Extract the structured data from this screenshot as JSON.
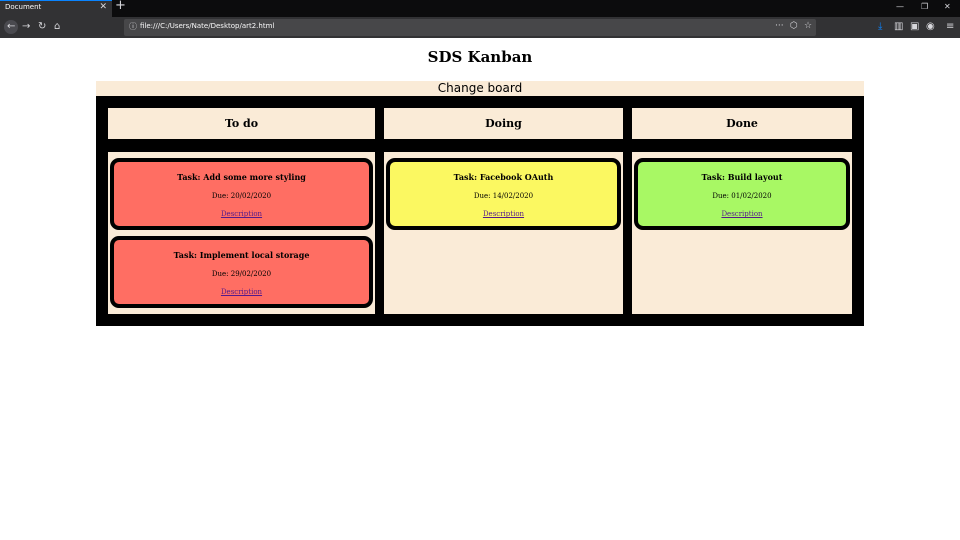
{
  "browser": {
    "tab_title": "Document",
    "url": "file:///C:/Users/Nate/Desktop/art2.html"
  },
  "page": {
    "title": "SDS Kanban",
    "change_board_label": "Change board"
  },
  "columns": [
    {
      "title": "To do",
      "cards": [
        {
          "title": "Task: Add some more styling",
          "due": "Due: 20/02/2020",
          "link": "Description",
          "color": "#ff6e63"
        },
        {
          "title": "Task: Implement local storage",
          "due": "Due: 29/02/2020",
          "link": "Description",
          "color": "#ff6e63"
        }
      ]
    },
    {
      "title": "Doing",
      "cards": [
        {
          "title": "Task: Facebook OAuth",
          "due": "Due: 14/02/2020",
          "link": "Description",
          "color": "#fbf861"
        }
      ]
    },
    {
      "title": "Done",
      "cards": [
        {
          "title": "Task: Build layout",
          "due": "Due: 01/02/2020",
          "link": "Description",
          "color": "#a8f864"
        }
      ]
    }
  ]
}
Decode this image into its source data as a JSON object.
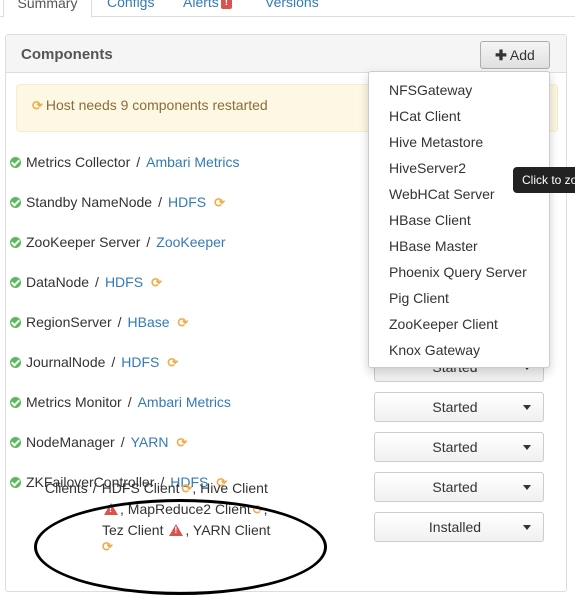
{
  "tabs": [
    {
      "label": "Summary"
    },
    {
      "label": "Configs"
    },
    {
      "label": "Alerts"
    },
    {
      "label": "Versions"
    }
  ],
  "alerts_badge": "!",
  "panel": {
    "title": "Components",
    "add_label": "Add"
  },
  "restart_warning": "Host needs 9 components restarted",
  "components": [
    {
      "name": "Metrics Collector",
      "service": "Ambari Metrics",
      "restart": false,
      "status": ""
    },
    {
      "name": "Standby NameNode",
      "service": "HDFS",
      "restart": true,
      "status": ""
    },
    {
      "name": "ZooKeeper Server",
      "service": "ZooKeeper",
      "restart": false,
      "status": ""
    },
    {
      "name": "DataNode",
      "service": "HDFS",
      "restart": true,
      "status": ""
    },
    {
      "name": "RegionServer",
      "service": "HBase",
      "restart": true,
      "status": ""
    },
    {
      "name": "JournalNode",
      "service": "HDFS",
      "restart": true,
      "status": "Started"
    },
    {
      "name": "Metrics Monitor",
      "service": "Ambari Metrics",
      "restart": false,
      "status": "Started"
    },
    {
      "name": "NodeManager",
      "service": "YARN",
      "restart": true,
      "status": "Started"
    },
    {
      "name": "ZKFailoverController",
      "service": "HDFS",
      "restart": true,
      "status": "Started"
    }
  ],
  "clients": {
    "label": "Clients",
    "hdfs": "HDFS Client",
    "hive": "Hive Client",
    "mapreduce": "MapReduce2 Client",
    "tez": "Tez Client",
    "yarn": "YARN Client",
    "status": "Installed"
  },
  "add_menu": [
    "NFSGateway",
    "HCat Client",
    "Hive Metastore",
    "HiveServer2",
    "WebHCat Server",
    "HBase Client",
    "HBase Master",
    "Phoenix Query Server",
    "Pig Client",
    "ZooKeeper Client",
    "Knox Gateway"
  ],
  "tooltip": "Click to zoom",
  "icons": {
    "check": "check-circle-icon",
    "refresh": "refresh-icon",
    "warning": "warning-icon",
    "caret": "caret-down-icon",
    "plus": "plus-icon"
  },
  "colors": {
    "link": "#337ab7",
    "check": "#5cb85c",
    "refresh": "#f0ad4e",
    "warning": "#d9534f",
    "restart_bg": "#fcf8e3"
  }
}
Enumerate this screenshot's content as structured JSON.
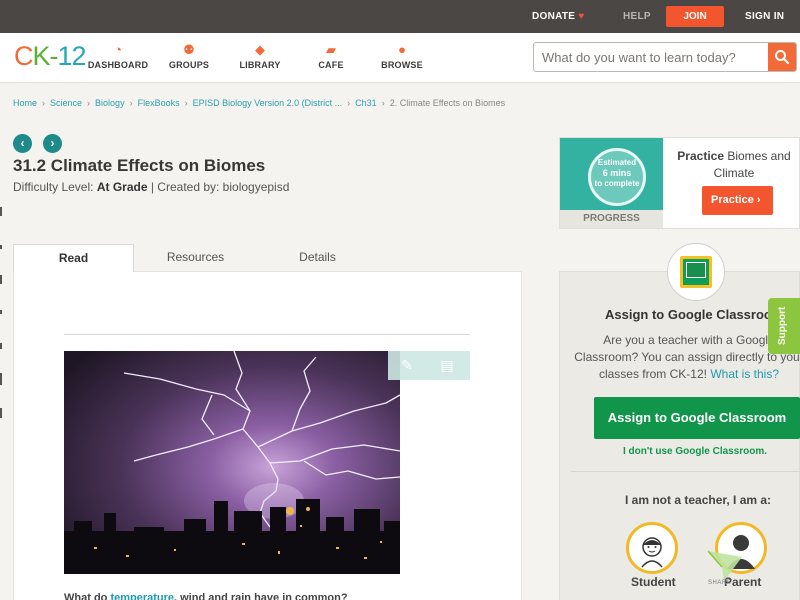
{
  "topbar": {
    "donate": "DONATE",
    "help": "HELP",
    "join": "JOIN",
    "sign_in": "SIGN IN"
  },
  "header": {
    "logo": {
      "c": "C",
      "k": "K",
      "dash": "-",
      "n": "12"
    },
    "nav": [
      {
        "label": "DASHBOARD",
        "icon": "gauge-icon"
      },
      {
        "label": "GROUPS",
        "icon": "people-icon"
      },
      {
        "label": "LIBRARY",
        "icon": "book-icon"
      },
      {
        "label": "CAFE",
        "icon": "chat-icon"
      },
      {
        "label": "BROWSE",
        "icon": "lightbulb-icon"
      }
    ],
    "search": {
      "placeholder": "What do you want to learn today?"
    }
  },
  "breadcrumb": {
    "items": [
      "Home",
      "Science",
      "Biology",
      "FlexBooks",
      "EPISD Biology Version 2.0 (District ...",
      "Ch31"
    ],
    "current": "2. Climate Effects on Biomes"
  },
  "article": {
    "title": "31.2 Climate Effects on Biomes",
    "difficulty_label": "Difficulty Level:",
    "difficulty_value": "At Grade",
    "created_by": "| Created by: biologyepisd",
    "tabs": [
      "Read",
      "Resources",
      "Details"
    ],
    "question": {
      "before": "What do ",
      "link": "temperature",
      "after": ", wind and rain have in common?"
    }
  },
  "practice": {
    "estimate_top": "Estimated",
    "estimate_mid": "6 mins",
    "estimate_bottom": "to complete",
    "progress": "PROGRESS",
    "title_bold": "Practice",
    "title_rest": " Biomes and Climate",
    "button": "Practice"
  },
  "google_classroom": {
    "title": "Assign to Google Classroom",
    "description": "Are you a teacher with a Google Classroom? You can assign directly to your classes from CK-12!",
    "what_link": "What is this?",
    "assign_button": "Assign to Google Classroom",
    "dont_use": "I don't use Google Classroom.",
    "not_teacher": "I am not a teacher, I am a:",
    "roles": [
      "Student",
      "Parent"
    ]
  },
  "support": "Support",
  "share": "SHARE",
  "colors": {
    "accent_orange": "#f26a37",
    "teal": "#1f8a8a",
    "google_green": "#11954a",
    "support_green": "#8cc63e"
  }
}
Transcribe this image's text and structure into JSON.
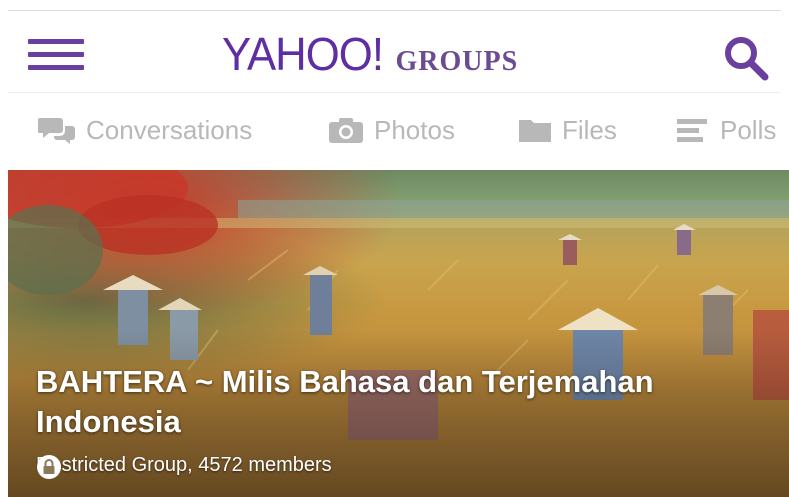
{
  "header": {
    "logo_yahoo": "YAHOO!",
    "logo_groups": "GROUPS",
    "menu_icon": "hamburger-menu-icon",
    "search_icon": "search-icon"
  },
  "tabs": [
    {
      "label": "Conversations",
      "icon": "chat-bubbles-icon"
    },
    {
      "label": "Photos",
      "icon": "camera-icon"
    },
    {
      "label": "Files",
      "icon": "folder-icon"
    },
    {
      "label": "Polls",
      "icon": "polls-icon"
    }
  ],
  "group": {
    "title": "BAHTERA ~ Milis Bahasa dan Terjemahan Indonesia",
    "meta": "Restricted Group, 4572 members",
    "meta_icon": "lock-icon"
  },
  "colors": {
    "brand_purple": "#5f2ea3",
    "tab_inactive": "#b8b8b8"
  }
}
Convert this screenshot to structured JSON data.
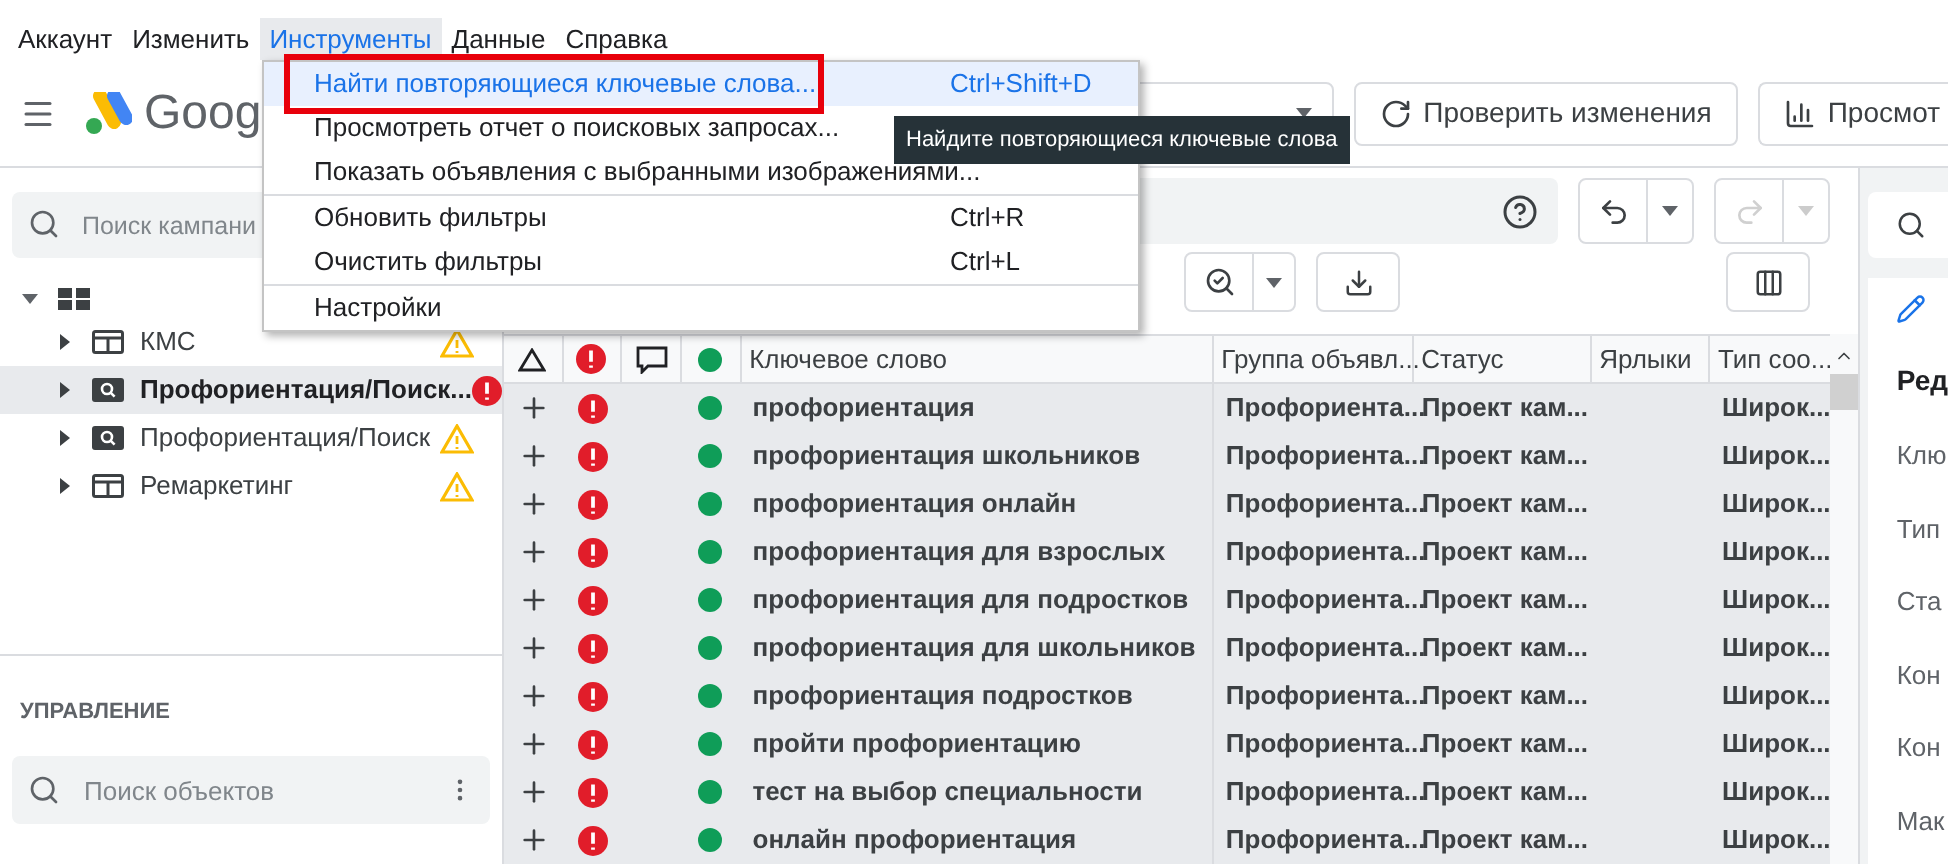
{
  "menu_bar": [
    {
      "label": "Аккаунт",
      "selected": false
    },
    {
      "label": "Изменить",
      "selected": false
    },
    {
      "label": "Инструменты",
      "selected": true
    },
    {
      "label": "Данные",
      "selected": false
    },
    {
      "label": "Справка",
      "selected": false
    }
  ],
  "header": {
    "logo_text": "Goog",
    "buttons": [
      {
        "label": "Проверить изменения",
        "kind": "check"
      },
      {
        "label": "Просмот",
        "kind": "stats"
      }
    ]
  },
  "dropdown": {
    "groups": [
      [
        {
          "label": "Найти повторяющиеся ключевые слова...",
          "shortcut": "Ctrl+Shift+D",
          "selected": true
        },
        {
          "label": "Просмотреть отчет о поисковых запросах...",
          "selected": false
        },
        {
          "label": "Показать объявления с выбранными изображениями...",
          "selected": false
        }
      ],
      [
        {
          "label": "Обновить фильтры",
          "shortcut": "Ctrl+R",
          "selected": false
        },
        {
          "label": "Очистить фильтры",
          "shortcut": "Ctrl+L",
          "selected": false
        }
      ],
      [
        {
          "label": "Настройки",
          "selected": false
        }
      ]
    ]
  },
  "tooltip": "Найдите повторяющиеся ключевые слова",
  "sidebar": {
    "search": {
      "placeholder": "Поиск кампани"
    },
    "tree": {
      "expanded": true,
      "children": [
        {
          "name": "КМС",
          "kind": "display",
          "error": false,
          "selected": false,
          "expanded": false
        },
        {
          "name": "Профориентация/Поиск...",
          "kind": "search",
          "error": true,
          "selected": true,
          "expanded": false
        },
        {
          "name": "Профориентация/Поиск",
          "kind": "search",
          "error": false,
          "selected": false,
          "expanded": false
        },
        {
          "name": "Ремаркетинг",
          "kind": "display",
          "error": false,
          "selected": false,
          "expanded": false
        }
      ]
    },
    "section_title": "УПРАВЛЕНИЕ",
    "object_search": {
      "placeholder": "Поиск объектов"
    }
  },
  "toolbar": {
    "undo_disabled": false,
    "redo_disabled": true
  },
  "table": {
    "columns": [
      "Ключевое слово",
      "Группа объявл...",
      "Статус",
      "Ярлыки",
      "Тип соо..."
    ],
    "rows": [
      {
        "keyword": "профориентация",
        "group": "Профориента...",
        "status": "Проект кам...",
        "type": "Широк...",
        "selected": true
      },
      {
        "keyword": "профориентация школьников",
        "group": "Профориента...",
        "status": "Проект кам...",
        "type": "Широк...",
        "selected": true
      },
      {
        "keyword": "профориентация онлайн",
        "group": "Профориента...",
        "status": "Проект кам...",
        "type": "Широк...",
        "selected": true
      },
      {
        "keyword": "профориентация для взрослых",
        "group": "Профориента...",
        "status": "Проект кам...",
        "type": "Широк...",
        "selected": true
      },
      {
        "keyword": "профориентация для подростков",
        "group": "Профориента...",
        "status": "Проект кам...",
        "type": "Широк...",
        "selected": true
      },
      {
        "keyword": "профориентация для школьников",
        "group": "Профориента...",
        "status": "Проект кам...",
        "type": "Широк...",
        "selected": true
      },
      {
        "keyword": "профориентация подростков",
        "group": "Профориента...",
        "status": "Проект кам...",
        "type": "Широк...",
        "selected": true
      },
      {
        "keyword": "пройти профориентацию",
        "group": "Профориента...",
        "status": "Проект кам...",
        "type": "Широк...",
        "selected": true
      },
      {
        "keyword": "тест на выбор специальности",
        "group": "Профориента...",
        "status": "Проект кам...",
        "type": "Широк...",
        "selected": true
      },
      {
        "keyword": "онлайн профориентация",
        "group": "Профориента...",
        "status": "Проект кам...",
        "type": "Широк...",
        "selected": true
      }
    ]
  },
  "right_panel": {
    "title": "Ред",
    "labels": [
      "Клю",
      "Тип",
      "Ста",
      "Кон",
      "Кон",
      "Мак"
    ]
  }
}
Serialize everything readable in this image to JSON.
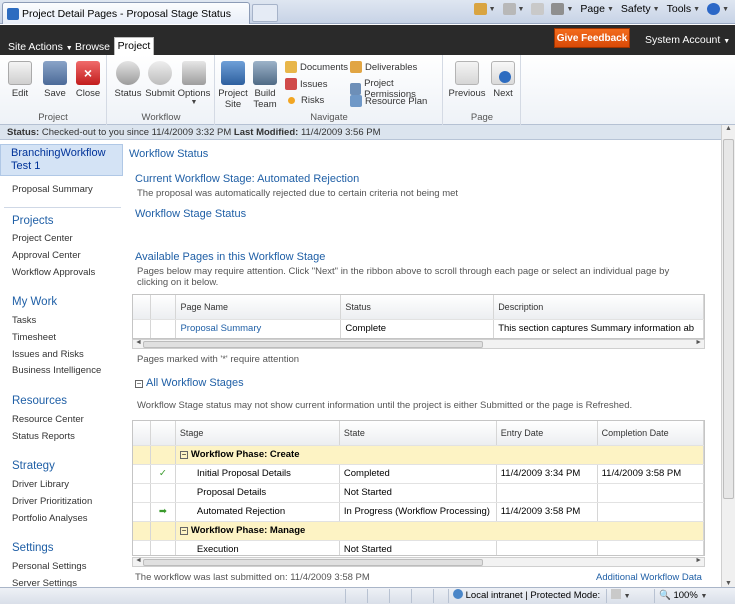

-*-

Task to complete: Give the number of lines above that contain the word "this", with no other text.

Output of the exercise: 7